ASSIGNMENT:
Copy the records below exactly, but leave out any picture they contain.

DATA SHOWN:

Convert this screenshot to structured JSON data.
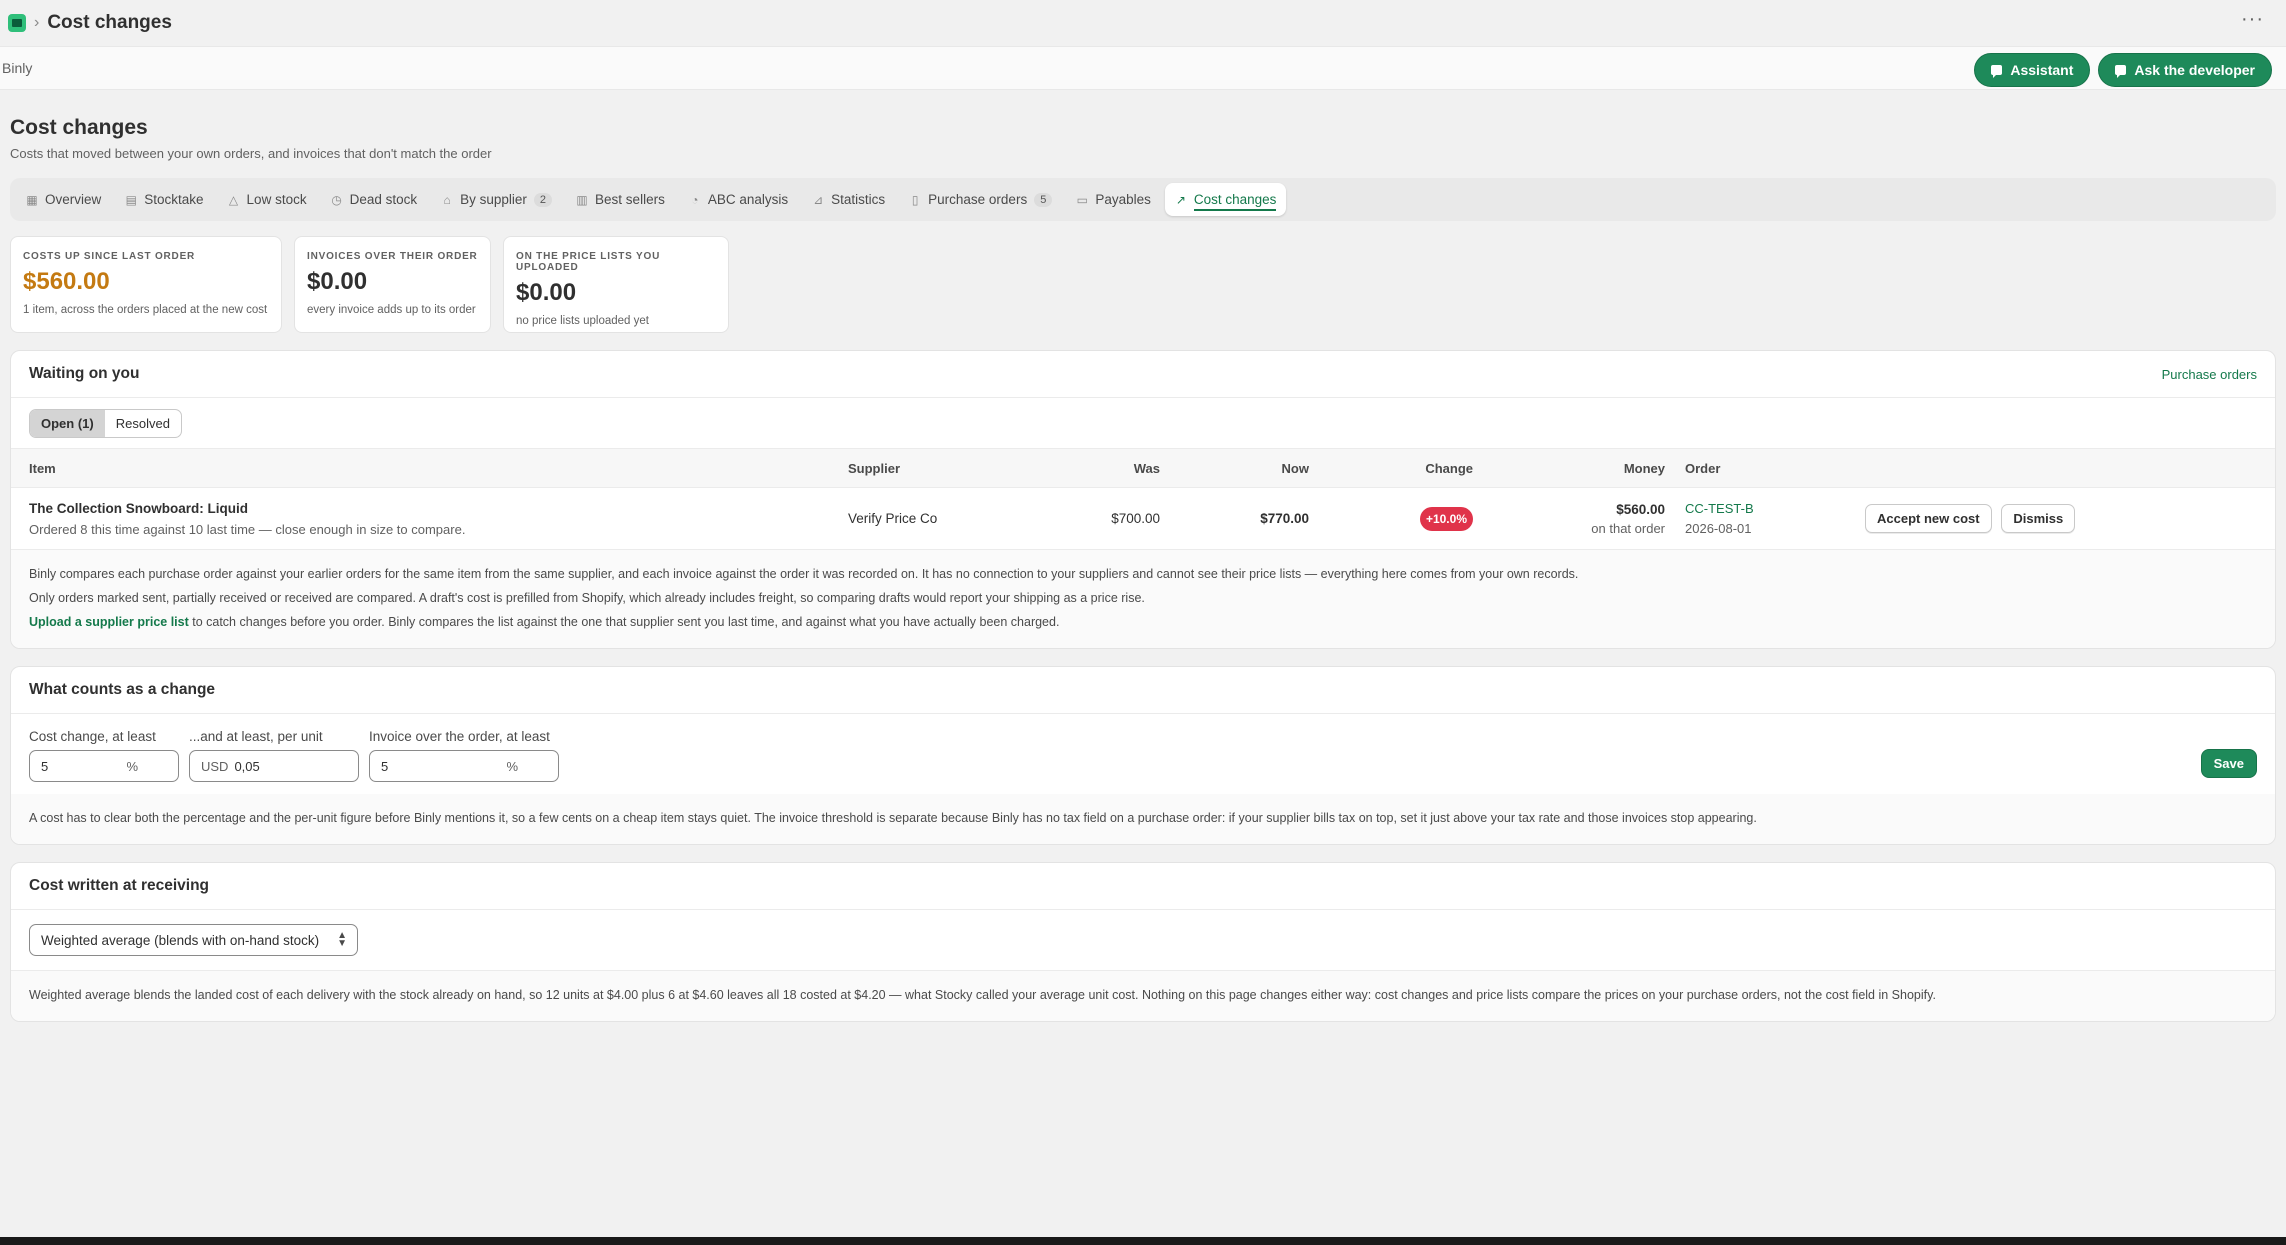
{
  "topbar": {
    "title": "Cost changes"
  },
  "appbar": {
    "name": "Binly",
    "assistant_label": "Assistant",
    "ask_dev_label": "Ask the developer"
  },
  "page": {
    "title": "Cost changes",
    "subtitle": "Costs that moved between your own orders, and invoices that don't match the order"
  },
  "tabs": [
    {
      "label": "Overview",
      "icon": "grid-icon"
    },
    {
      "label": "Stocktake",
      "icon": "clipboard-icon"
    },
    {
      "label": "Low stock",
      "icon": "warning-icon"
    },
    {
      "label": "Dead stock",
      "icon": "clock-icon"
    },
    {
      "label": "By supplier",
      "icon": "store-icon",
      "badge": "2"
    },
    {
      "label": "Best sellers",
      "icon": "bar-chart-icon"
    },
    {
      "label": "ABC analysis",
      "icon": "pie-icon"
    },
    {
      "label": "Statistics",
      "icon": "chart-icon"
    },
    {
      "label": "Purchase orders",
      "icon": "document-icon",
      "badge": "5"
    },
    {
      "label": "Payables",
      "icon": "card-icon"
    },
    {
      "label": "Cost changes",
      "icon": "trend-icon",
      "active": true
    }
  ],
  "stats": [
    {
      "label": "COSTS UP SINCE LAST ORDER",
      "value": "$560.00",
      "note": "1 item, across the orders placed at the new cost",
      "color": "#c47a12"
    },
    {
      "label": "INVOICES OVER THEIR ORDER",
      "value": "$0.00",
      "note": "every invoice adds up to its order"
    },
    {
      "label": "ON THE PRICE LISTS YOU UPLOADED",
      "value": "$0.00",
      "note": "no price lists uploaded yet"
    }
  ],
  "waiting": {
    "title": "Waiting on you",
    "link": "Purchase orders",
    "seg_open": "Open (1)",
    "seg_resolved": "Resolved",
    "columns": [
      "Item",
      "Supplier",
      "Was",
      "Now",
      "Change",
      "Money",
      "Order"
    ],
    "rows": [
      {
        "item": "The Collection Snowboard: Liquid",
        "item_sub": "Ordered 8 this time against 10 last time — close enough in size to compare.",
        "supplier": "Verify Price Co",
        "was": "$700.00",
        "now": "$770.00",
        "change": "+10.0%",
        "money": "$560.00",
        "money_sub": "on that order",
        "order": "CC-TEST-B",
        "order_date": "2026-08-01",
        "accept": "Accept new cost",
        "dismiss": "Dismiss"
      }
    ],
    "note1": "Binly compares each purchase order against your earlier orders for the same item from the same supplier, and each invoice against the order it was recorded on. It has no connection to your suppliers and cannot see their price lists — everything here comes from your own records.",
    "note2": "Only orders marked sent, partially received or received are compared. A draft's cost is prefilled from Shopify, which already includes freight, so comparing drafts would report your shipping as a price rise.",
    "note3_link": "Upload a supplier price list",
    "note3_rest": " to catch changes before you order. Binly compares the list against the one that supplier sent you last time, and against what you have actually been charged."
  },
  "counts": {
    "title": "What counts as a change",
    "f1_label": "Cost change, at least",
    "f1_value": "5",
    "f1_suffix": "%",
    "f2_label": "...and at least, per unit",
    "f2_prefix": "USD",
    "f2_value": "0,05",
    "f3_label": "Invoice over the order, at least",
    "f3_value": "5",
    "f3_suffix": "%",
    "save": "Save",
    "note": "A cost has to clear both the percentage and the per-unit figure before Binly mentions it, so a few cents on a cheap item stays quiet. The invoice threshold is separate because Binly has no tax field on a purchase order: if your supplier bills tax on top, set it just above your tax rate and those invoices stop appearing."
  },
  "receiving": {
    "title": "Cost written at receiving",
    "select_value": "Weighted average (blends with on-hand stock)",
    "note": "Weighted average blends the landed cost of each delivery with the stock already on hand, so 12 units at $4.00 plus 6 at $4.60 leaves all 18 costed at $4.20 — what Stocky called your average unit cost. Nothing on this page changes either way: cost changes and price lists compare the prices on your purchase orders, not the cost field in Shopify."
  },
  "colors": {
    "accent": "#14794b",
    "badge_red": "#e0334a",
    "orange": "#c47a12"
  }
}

RESULT FOR THIS TASK:
Convert this screenshot to structured JSON data.
{
  "topbar": {
    "title": "Cost changes"
  },
  "appbar": {
    "name": "Binly",
    "assistant_label": "Assistant",
    "ask_dev_label": "Ask the developer"
  },
  "page": {
    "title": "Cost changes",
    "subtitle": "Costs that moved between your own orders, and invoices that don't match the order"
  },
  "tabs": [
    {
      "label": "Overview",
      "icon": "grid-icon"
    },
    {
      "label": "Stocktake",
      "icon": "clipboard-icon"
    },
    {
      "label": "Low stock",
      "icon": "warning-icon"
    },
    {
      "label": "Dead stock",
      "icon": "clock-icon"
    },
    {
      "label": "By supplier",
      "icon": "store-icon",
      "badge": "2"
    },
    {
      "label": "Best sellers",
      "icon": "bar-chart-icon"
    },
    {
      "label": "ABC analysis",
      "icon": "pie-icon"
    },
    {
      "label": "Statistics",
      "icon": "chart-icon"
    },
    {
      "label": "Purchase orders",
      "icon": "document-icon",
      "badge": "5"
    },
    {
      "label": "Payables",
      "icon": "card-icon"
    },
    {
      "label": "Cost changes",
      "icon": "trend-icon",
      "active": true
    }
  ],
  "stats": [
    {
      "label": "COSTS UP SINCE LAST ORDER",
      "value": "$560.00",
      "note": "1 item, across the orders placed at the new cost",
      "color": "#c47a12"
    },
    {
      "label": "INVOICES OVER THEIR ORDER",
      "value": "$0.00",
      "note": "every invoice adds up to its order"
    },
    {
      "label": "ON THE PRICE LISTS YOU UPLOADED",
      "value": "$0.00",
      "note": "no price lists uploaded yet"
    }
  ],
  "waiting": {
    "title": "Waiting on you",
    "link": "Purchase orders",
    "seg_open": "Open (1)",
    "seg_resolved": "Resolved",
    "columns": [
      "Item",
      "Supplier",
      "Was",
      "Now",
      "Change",
      "Money",
      "Order"
    ],
    "rows": [
      {
        "item": "The Collection Snowboard: Liquid",
        "item_sub": "Ordered 8 this time against 10 last time — close enough in size to compare.",
        "supplier": "Verify Price Co",
        "was": "$700.00",
        "now": "$770.00",
        "change": "+10.0%",
        "money": "$560.00",
        "money_sub": "on that order",
        "order": "CC-TEST-B",
        "order_date": "2026-08-01",
        "accept": "Accept new cost",
        "dismiss": "Dismiss"
      }
    ],
    "note1": "Binly compares each purchase order against your earlier orders for the same item from the same supplier, and each invoice against the order it was recorded on. It has no connection to your suppliers and cannot see their price lists — everything here comes from your own records.",
    "note2": "Only orders marked sent, partially received or received are compared. A draft's cost is prefilled from Shopify, which already includes freight, so comparing drafts would report your shipping as a price rise.",
    "note3_link": "Upload a supplier price list",
    "note3_rest": " to catch changes before you order. Binly compares the list against the one that supplier sent you last time, and against what you have actually been charged."
  },
  "counts": {
    "title": "What counts as a change",
    "f1_label": "Cost change, at least",
    "f1_value": "5",
    "f1_suffix": "%",
    "f2_label": "...and at least, per unit",
    "f2_prefix": "USD",
    "f2_value": "0,05",
    "f3_label": "Invoice over the order, at least",
    "f3_value": "5",
    "f3_suffix": "%",
    "save": "Save",
    "note": "A cost has to clear both the percentage and the per-unit figure before Binly mentions it, so a few cents on a cheap item stays quiet. The invoice threshold is separate because Binly has no tax field on a purchase order: if your supplier bills tax on top, set it just above your tax rate and those invoices stop appearing."
  },
  "receiving": {
    "title": "Cost written at receiving",
    "select_value": "Weighted average (blends with on-hand stock)",
    "note": "Weighted average blends the landed cost of each delivery with the stock already on hand, so 12 units at $4.00 plus 6 at $4.60 leaves all 18 costed at $4.20 — what Stocky called your average unit cost. Nothing on this page changes either way: cost changes and price lists compare the prices on your purchase orders, not the cost field in Shopify."
  },
  "colors": {
    "accent": "#14794b",
    "badge_red": "#e0334a",
    "orange": "#c47a12"
  }
}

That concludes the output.